● **WORK ITEM**
Print every entry exactly as written and exclude all images.

Top of SUPPLIED DATA

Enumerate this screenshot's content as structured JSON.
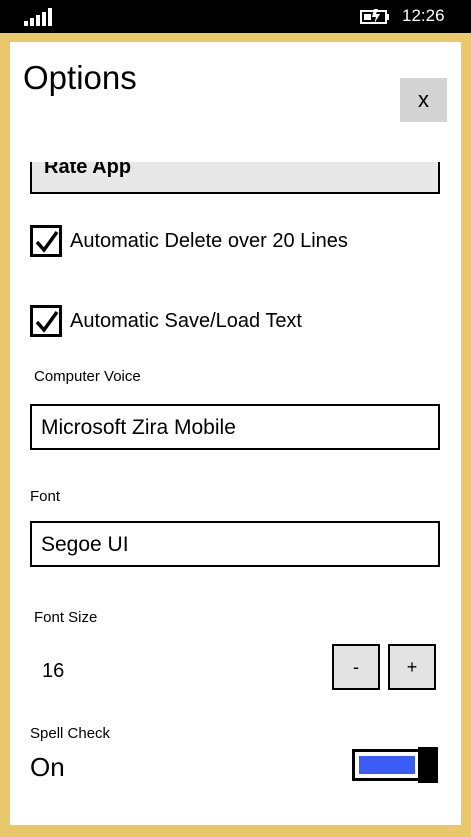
{
  "status_bar": {
    "time": "12:26",
    "signal_icon": "signal-icon",
    "battery_icon": "battery-charging-icon"
  },
  "dialog": {
    "title": "Options",
    "close_label": "x"
  },
  "rate_app": {
    "label": "Rate App"
  },
  "options": {
    "auto_delete": {
      "label": "Automatic Delete over 20 Lines",
      "checked": true
    },
    "auto_save": {
      "label": "Automatic Save/Load Text",
      "checked": true
    }
  },
  "computer_voice": {
    "label": "Computer Voice",
    "value": "Microsoft Zira Mobile"
  },
  "font": {
    "label": "Font",
    "value": "Segoe UI"
  },
  "font_size": {
    "label": "Font Size",
    "value": "16",
    "decrement_label": "-",
    "increment_label": "+"
  },
  "spell_check": {
    "label": "Spell Check",
    "state": "On",
    "on": true
  },
  "colors": {
    "frame": "#e9c76b",
    "toggle_fill": "#3c5cf6",
    "button_gray": "#d3d3d3"
  }
}
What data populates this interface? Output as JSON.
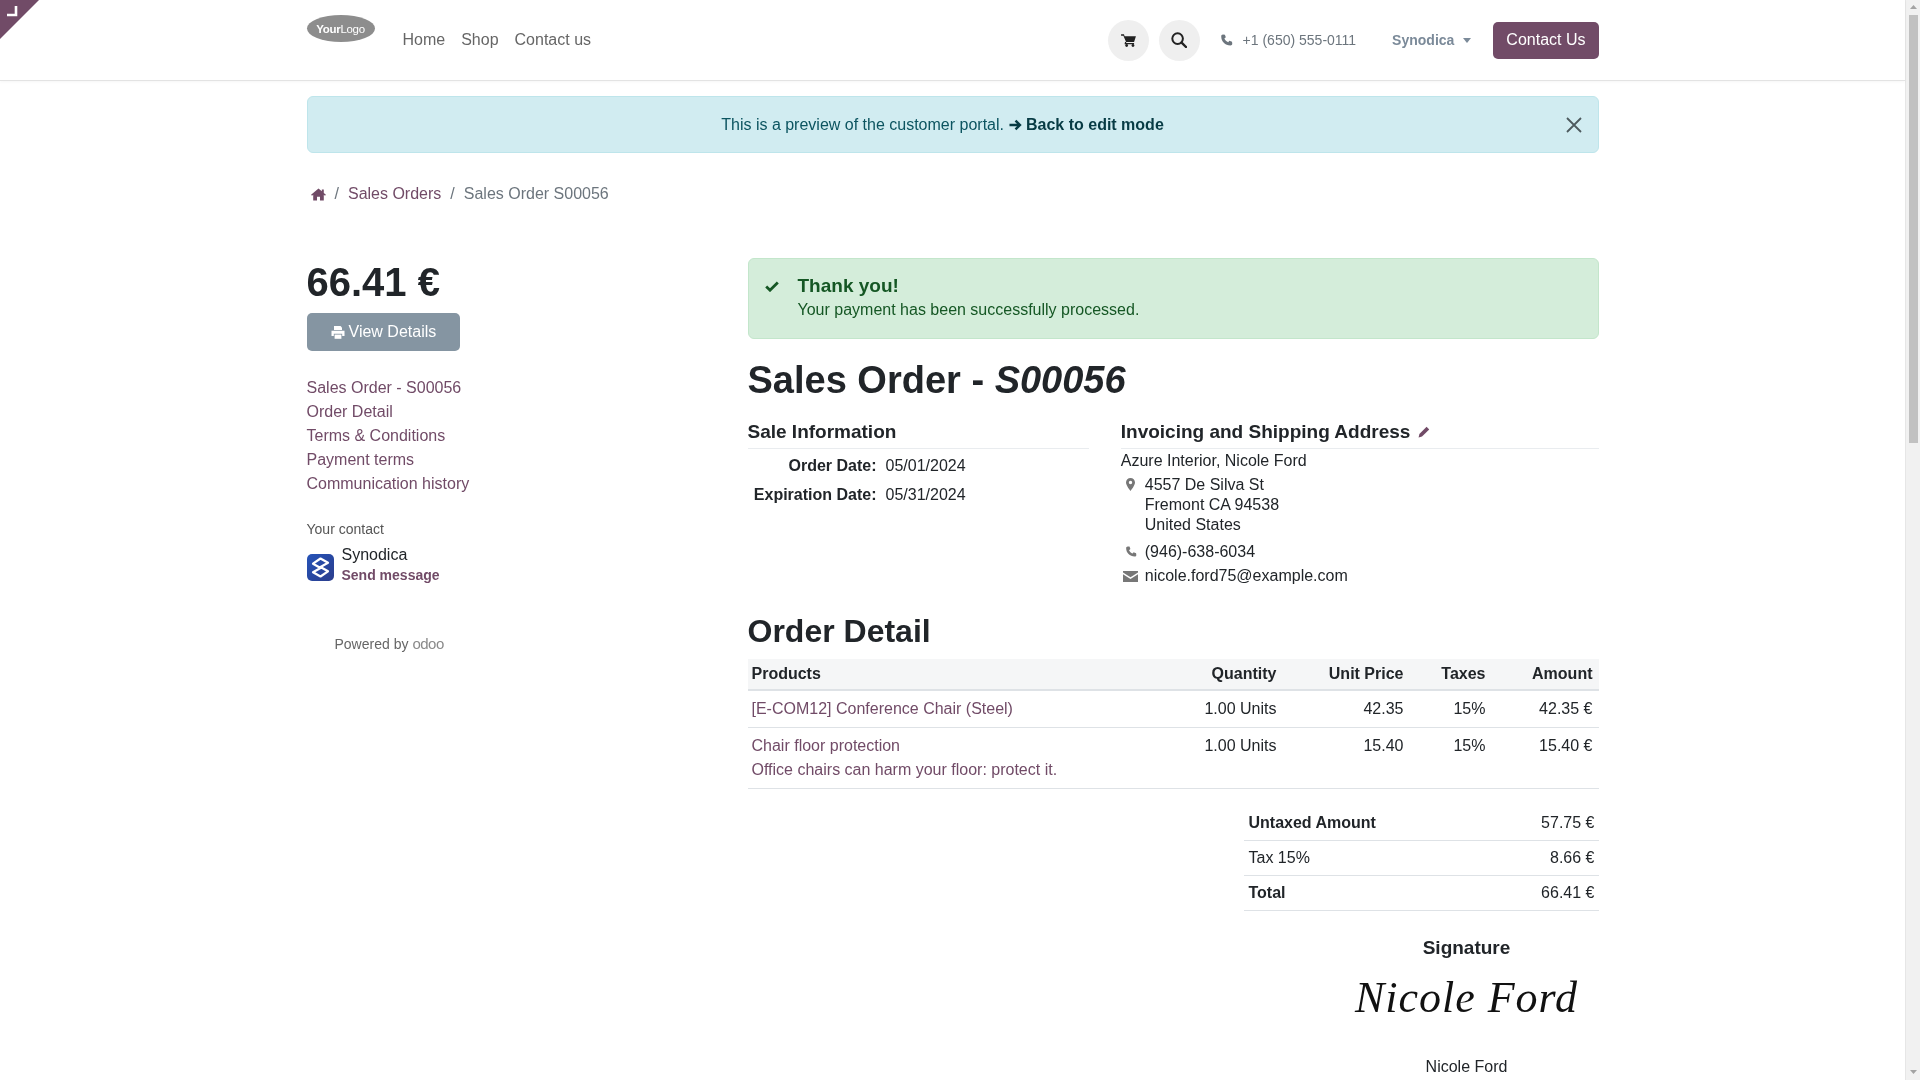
{
  "header": {
    "logo": "**Your**Logo",
    "nav": [
      "Home",
      "Shop",
      "Contact us"
    ],
    "phone": "+1 (650) 555-0111",
    "company_menu": "Synodica",
    "cta": "Contact Us"
  },
  "preview_banner": {
    "text": "This is a preview of the customer portal.",
    "link": "Back to edit mode"
  },
  "breadcrumb": [
    {
      "kind": "home"
    },
    {
      "kind": "separator",
      "text": "/"
    },
    {
      "kind": "link",
      "text": "Sales Orders"
    },
    {
      "kind": "separator",
      "text": "/"
    },
    {
      "kind": "current",
      "text": "Sales Order S00056"
    }
  ],
  "sidebar": {
    "total": "66.41 €",
    "view_button": "View Details",
    "links": [
      "Sales Order - S00056",
      "Order Detail",
      "Terms & Conditions",
      "Payment terms",
      "Communication history"
    ],
    "contact_heading": "Your contact",
    "contact": {
      "name": "Synodica",
      "action": "Send message"
    },
    "powered_by": "Powered by",
    "brand": "odoo"
  },
  "payment_alert": {
    "title": "Thank you!",
    "message": "Your payment has been successfully processed."
  },
  "order": {
    "title": "Sales Order - *S00056*",
    "sale_information": {
      "heading": "Sale Information",
      "fields": [
        {
          "label": "Order Date:",
          "value": "05/01/2024"
        },
        {
          "label": "Expiration Date:",
          "value": "05/31/2024"
        }
      ]
    },
    "address": {
      "heading": "Invoicing and Shipping Address",
      "name": "Azure Interior, Nicole Ford",
      "street_lines": [
        "4557 De Silva St",
        "Fremont CA 94538",
        "United States"
      ],
      "phone": "(946)-638-6034",
      "email": "nicole.ford75@example.com"
    },
    "detail": {
      "heading": "Order Detail",
      "columns": [
        "Products",
        "Quantity",
        "Unit Price",
        "Taxes",
        "Amount"
      ],
      "rows": [
        {
          "product": "[E-COM12] Conference Chair (Steel)",
          "quantity": "1.00 Units",
          "unit_price": "42.35",
          "taxes": "15%",
          "amount": "42.35 €"
        },
        {
          "product": "Chair floor protection",
          "description": "Office chairs can harm your floor: protect it.",
          "quantity": "1.00 Units",
          "unit_price": "15.40",
          "taxes": "15%",
          "amount": "15.40 €"
        }
      ],
      "totals": [
        {
          "kind": "subtotal",
          "label": "Untaxed Amount",
          "value": "57.75 €"
        },
        {
          "kind": "tax",
          "label": "Tax 15%",
          "value": "8.66 €"
        },
        {
          "kind": "total",
          "label": "Total",
          "value": "66.41 €"
        }
      ]
    },
    "signature": {
      "heading": "Signature",
      "handwriting": "Nicole Ford",
      "name": "Nicole Ford"
    }
  }
}
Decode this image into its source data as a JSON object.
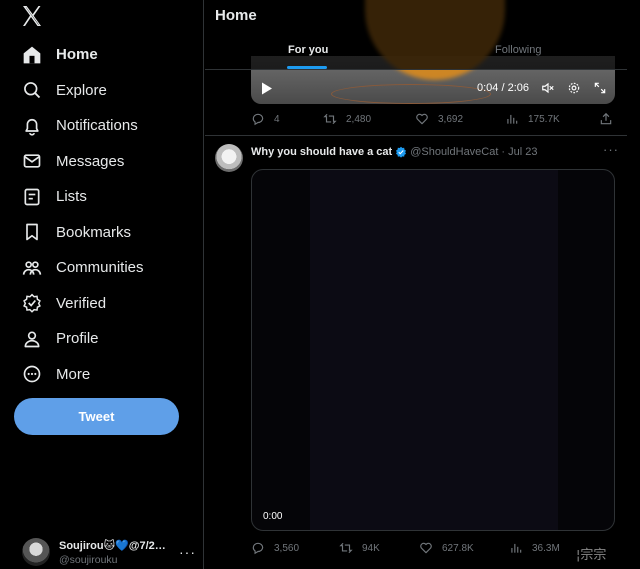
{
  "sidebar": {
    "nav": [
      {
        "label": "Home",
        "icon": "home-icon",
        "active": true
      },
      {
        "label": "Explore",
        "icon": "search-icon"
      },
      {
        "label": "Notifications",
        "icon": "bell-icon"
      },
      {
        "label": "Messages",
        "icon": "mail-icon"
      },
      {
        "label": "Lists",
        "icon": "list-icon"
      },
      {
        "label": "Bookmarks",
        "icon": "bookmark-icon"
      },
      {
        "label": "Communities",
        "icon": "people-icon"
      },
      {
        "label": "Verified",
        "icon": "verified-icon"
      },
      {
        "label": "Profile",
        "icon": "person-icon"
      },
      {
        "label": "More",
        "icon": "more-circle-icon"
      }
    ],
    "tweet_button": "Tweet",
    "account": {
      "name": "Soujirou🐱💙@7/2…",
      "handle": "@soujirouku"
    }
  },
  "header": {
    "title": "Home",
    "tabs": [
      "For you",
      "Following"
    ]
  },
  "tweet1": {
    "video_time": "0:04 / 2:06",
    "stats": {
      "replies": "4",
      "retweets": "2,480",
      "likes": "3,692",
      "views": "175.7K"
    }
  },
  "tweet2": {
    "author_name": "Why you should have a cat",
    "handle": "@ShouldHaveCat",
    "separator": "·",
    "date": "Jul 23",
    "video_time": "0:00",
    "stats": {
      "replies": "3,560",
      "retweets": "94K",
      "likes": "627.8K",
      "views": "36.3M"
    }
  },
  "watermark": "¦宗宗",
  "colors": {
    "accent": "#1d9bf0",
    "tweet_button": "#5f9fe8",
    "muted": "#71767b",
    "border": "#2f3336"
  }
}
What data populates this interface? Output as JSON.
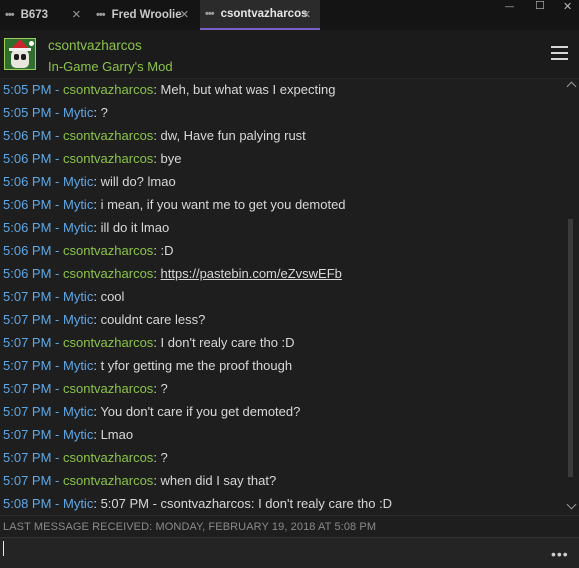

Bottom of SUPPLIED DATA

● **WRITTEN SOLUTION**
Enumerate this screenshot's content as structured JSON.
{
  "status_bar": {
    "time": "12:26",
    "signal_icon": "signal-icon",
    "battery_icon": "battery-charging-icon"
  },
  "dialog": {
    "title": "Options",
    "close_label": "x"
  },
  "rate_app": {
    "label": "Rate App"
  },
  "options": {
    "auto_delete": {
      "label": "Automatic Delete over 20 Lines",
      "checked": true
    },
    "auto_save": {
      "label": "Automatic Save/Load Text",
      "checked": true
    }
  },
  "computer_voice": {
    "label": "Computer Voice",
    "value": "Microsoft Zira Mobile"
  },
  "font": {
    "label": "Font",
    "value": "Segoe UI"
  },
  "font_size": {
    "label": "Font Size",
    "value": "16",
    "decrement_label": "-",
    "increment_label": "+"
  },
  "spell_check": {
    "label": "Spell Check",
    "state": "On",
    "on": true
  },
  "colors": {
    "frame": "#e9c76b",
    "toggle_fill": "#3c5cf6",
    "button_gray": "#d3d3d3"
  }
}
What data populates this interface? Output as JSON.
{
  "header": {
    "logo": "**Your**Logo",
    "nav": [
      "Home",
      "Shop",
      "Contact us"
    ],
    "phone": "+1 (650) 555-0111",
    "company_menu": "Synodica",
    "cta": "Contact Us"
  },
  "preview_banner": {
    "text": "This is a preview of the customer portal.",
    "link": "Back to edit mode"
  },
  "breadcrumb": [
    {
      "kind": "home"
    },
    {
      "kind": "separator",
      "text": "/"
    },
    {
      "kind": "link",
      "text": "Sales Orders"
    },
    {
      "kind": "separator",
      "text": "/"
    },
    {
      "kind": "current",
      "text": "Sales Order S00056"
    }
  ],
  "sidebar": {
    "total": "66.41 €",
    "view_button": "View Details",
    "links": [
      "Sales Order - S00056",
      "Order Detail",
      "Terms & Conditions",
      "Payment terms",
      "Communication history"
    ],
    "contact_heading": "Your contact",
    "contact": {
      "name": "Synodica",
      "action": "Send message"
    },
    "powered_by": "Powered by",
    "brand": "odoo"
  },
  "payment_alert": {
    "title": "Thank you!",
    "message": "Your payment has been successfully processed."
  },
  "order": {
    "title": "Sales Order - *S00056*",
    "sale_information": {
      "heading": "Sale Information",
      "fields": [
        {
          "label": "Order Date:",
          "value": "05/01/2024"
        },
        {
          "label": "Expiration Date:",
          "value": "05/31/2024"
        }
      ]
    },
    "address": {
      "heading": "Invoicing and Shipping Address",
      "name": "Azure Interior, Nicole Ford",
      "street_lines": [
        "4557 De Silva St",
        "Fremont CA 94538",
        "United States"
      ],
      "phone": "(946)-638-6034",
      "email": "nicole.ford75@example.com"
    },
    "detail": {
      "heading": "Order Detail",
      "columns": [
        "Products",
        "Quantity",
        "Unit Price",
        "Taxes",
        "Amount"
      ],
      "rows": [
        {
          "product": "[E-COM12] Conference Chair (Steel)",
          "quantity": "1.00 Units",
          "unit_price": "42.35",
          "taxes": "15%",
          "amount": "42.35 €"
        },
        {
          "product": "Chair floor protection",
          "description": "Office chairs can harm your floor: protect it.",
          "quantity": "1.00 Units",
          "unit_price": "15.40",
          "taxes": "15%",
          "amount": "15.40 €"
        }
      ],
      "totals": [
        {
          "kind": "subtotal",
          "label": "Untaxed Amount",
          "value": "57.75 €"
        },
        {
          "kind": "tax",
          "label": "Tax 15%",
          "value": "8.66 €"
        },
        {
          "kind": "total",
          "label": "Total",
          "value": "66.41 €"
        }
      ]
    },
    "signature": {
      "heading": "Signature",
      "handwriting": "Nicole Ford",
      "name": "Nicole Ford"
    }
  }
}
Decode this image into its source data as a JSON object.
{
  "sidebar": {
    "nav": [
      {
        "label": "Home",
        "icon": "home-icon",
        "active": true
      },
      {
        "label": "Explore",
        "icon": "search-icon"
      },
      {
        "label": "Notifications",
        "icon": "bell-icon"
      },
      {
        "label": "Messages",
        "icon": "mail-icon"
      },
      {
        "label": "Lists",
        "icon": "list-icon"
      },
      {
        "label": "Bookmarks",
        "icon": "bookmark-icon"
      },
      {
        "label": "Communities",
        "icon": "people-icon"
      },
      {
        "label": "Verified",
        "icon": "verified-icon"
      },
      {
        "label": "Profile",
        "icon": "person-icon"
      },
      {
        "label": "More",
        "icon": "more-circle-icon"
      }
    ],
    "tweet_button": "Tweet",
    "account": {
      "name": "Soujirou🐱💙@7/2…",
      "handle": "@soujirouku"
    }
  },
  "header": {
    "title": "Home",
    "tabs": [
      "For you",
      "Following"
    ]
  },
  "tweet1": {
    "video_time": "0:04 / 2:06",
    "stats": {
      "replies": "4",
      "retweets": "2,480",
      "likes": "3,692",
      "views": "175.7K"
    }
  },
  "tweet2": {
    "author_name": "Why you should have a cat",
    "handle": "@ShouldHaveCat",
    "separator": "·",
    "date": "Jul 23",
    "video_time": "0:00",
    "stats": {
      "replies": "3,560",
      "retweets": "94K",
      "likes": "627.8K",
      "views": "36.3M"
    }
  },
  "watermark": "¦宗宗",
  "colors": {
    "accent": "#1d9bf0",
    "tweet_button": "#5f9fe8",
    "muted": "#71767b",
    "border": "#2f3336"
  }
}
What data populates this interface? Output as JSON.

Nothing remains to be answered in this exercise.